Inspiration. Where do we draw it from? As skateboarders, often from the skateboarders around us. And more often, the roads that we travel.

But see, I don’t get out much.

The times where someone else, or even my own company is footing the bill for skateboard travel are few and far between. It’s not the fact that I’m not a photographer or videographer that has kept me from the road as much as it was the lack of time in the past. The Strength office was hectic, far from the lax attitudes of TWS, and judging by the stunned look on a competing skateboard magazine editor’s face when I told him I was heading back to work after I had chatted with him at a party one night, a skate editor stressing about his job seems to be unorthodox.

That’s where the Big Red Books come in. Sitting in my boss Skin Phillips’ office is an entire shelf of solid red-covered hardbound books. They look like the type of books stationed in the “reference” area of your local library. You know, the ones you never look at–not because they’re dusty, but they became dusty because no one ever looks at ’em. And it must have been that outer appearance that deterred those before me to pick the Big Red Books up and use them for anything but a door stop, ’cause I don’t think anyone was really worried about the bold “Do Not Remove These From the TransWorld Office” stickers that decorate the inside covers.

Inside these books is each year of TransWorld SKATEboarding magazines, the complete documentation of everything since 1983–over twenty years of skateboarding, and no skipped years. These Big Red Books have inspired numerous new columns and ideas, and they consume much of my time for the days that I make the 95-mile drive from L.A. down to Oceanside. And I’ve learned not to betray the Big Red Books.

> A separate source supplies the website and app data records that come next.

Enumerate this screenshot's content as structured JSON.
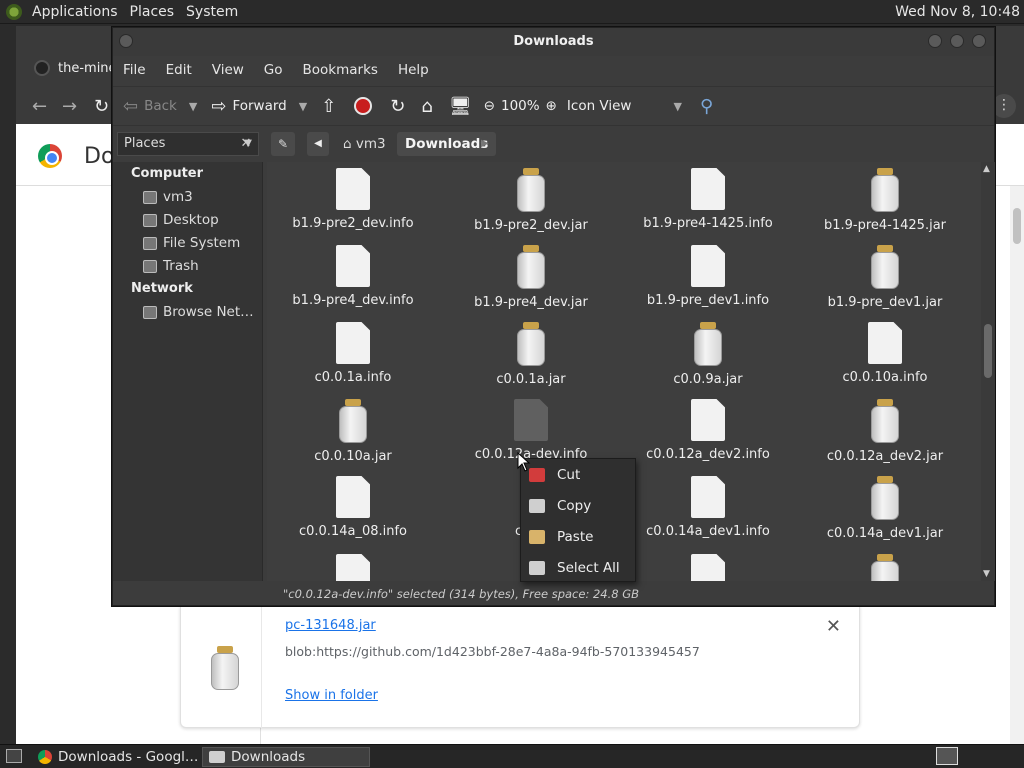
{
  "top_panel": {
    "menus": [
      "Applications",
      "Places",
      "System"
    ],
    "clock": "Wed Nov 8, 10:48"
  },
  "browser": {
    "tab_title": "the-mine",
    "page_title": "Do",
    "download": {
      "filename": "pc-131648.jar",
      "url": "blob:https://github.com/1d423bbf-28e7-4a8a-94fb-570133945457",
      "show_in_folder": "Show in folder"
    }
  },
  "file_manager": {
    "title": "Downloads",
    "menu": [
      "File",
      "Edit",
      "View",
      "Go",
      "Bookmarks",
      "Help"
    ],
    "toolbar": {
      "back": "Back",
      "forward": "Forward",
      "zoom": "100%",
      "view_mode": "Icon View"
    },
    "places_label": "Places",
    "breadcrumb": [
      "vm3",
      "Downloads"
    ],
    "sidebar": {
      "computer_label": "Computer",
      "computer_items": [
        {
          "label": "vm3",
          "icon": "home-folder-icon"
        },
        {
          "label": "Desktop",
          "icon": "desktop-folder-icon"
        },
        {
          "label": "File System",
          "icon": "drive-icon"
        },
        {
          "label": "Trash",
          "icon": "trash-icon"
        }
      ],
      "network_label": "Network",
      "network_items": [
        {
          "label": "Browse Net…",
          "icon": "network-icon"
        }
      ]
    },
    "files": [
      {
        "name": "b1.9-pre2_dev.info",
        "type": "doc"
      },
      {
        "name": "b1.9-pre2_dev.jar",
        "type": "jar"
      },
      {
        "name": "b1.9-pre4-1425.info",
        "type": "doc"
      },
      {
        "name": "b1.9-pre4-1425.jar",
        "type": "jar"
      },
      {
        "name": "b1.9-pre4_dev.info",
        "type": "doc"
      },
      {
        "name": "b1.9-pre4_dev.jar",
        "type": "jar"
      },
      {
        "name": "b1.9-pre_dev1.info",
        "type": "doc"
      },
      {
        "name": "b1.9-pre_dev1.jar",
        "type": "jar"
      },
      {
        "name": "c0.0.1a.info",
        "type": "doc"
      },
      {
        "name": "c0.0.1a.jar",
        "type": "jar"
      },
      {
        "name": "c0.0.9a.jar",
        "type": "jar"
      },
      {
        "name": "c0.0.10a.info",
        "type": "doc"
      },
      {
        "name": "c0.0.10a.jar",
        "type": "jar"
      },
      {
        "name": "c0.0.12a-dev.info",
        "type": "doc",
        "selected": true
      },
      {
        "name": "c0.0.12a_dev2.info",
        "type": "doc"
      },
      {
        "name": "c0.0.12a_dev2.jar",
        "type": "jar"
      },
      {
        "name": "c0.0.14a_08.info",
        "type": "doc"
      },
      {
        "name": "c0.0.",
        "type": "none"
      },
      {
        "name": "c0.0.14a_dev1.info",
        "type": "doc"
      },
      {
        "name": "c0.0.14a_dev1.jar",
        "type": "jar"
      }
    ],
    "status": "\"c0.0.12a-dev.info\" selected (314 bytes), Free space: 24.8 GB"
  },
  "context_menu": {
    "items": [
      {
        "label": "Cut",
        "icon": "scissors-icon",
        "color": "#d23c3c"
      },
      {
        "label": "Copy",
        "icon": "copy-icon",
        "color": "#cfcfcf"
      },
      {
        "label": "Paste",
        "icon": "paste-icon",
        "color": "#d8b36a"
      },
      {
        "label": "Select All",
        "icon": "select-all-icon",
        "color": "#cfcfcf"
      }
    ]
  },
  "taskbar": {
    "tasks": [
      "Downloads - Googl…",
      "Downloads"
    ]
  }
}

In last issue’s Back In The Day, I assumed that Steve Douglas was wrongly labeled “Steve Reid,” but in reality, there was no transatlantic miscommunication at all. I ran into Steve recently, and he informed me that was the only photo he ever had in a magazine as “Steve Reid” before he changed his name. He was actually quite excited about the whole thing. I was a little less excited because I hate to make mistakes, but we all have to learn somehow, I suppose.

So while everyone else has their travel-expense accounts, Ping-Pong tournaments, and Climax Distribution mini-ramp sessions, I have my Big Red Books. They’ll continue to cause me to stay beyond regular office hours, or even return to the office after a little party, but that’s just fine with me. Besides the occasional misspelling of a skateboarder’s name, the only thing I dare assume is that the Big Red Books are always right.–Eric Stricker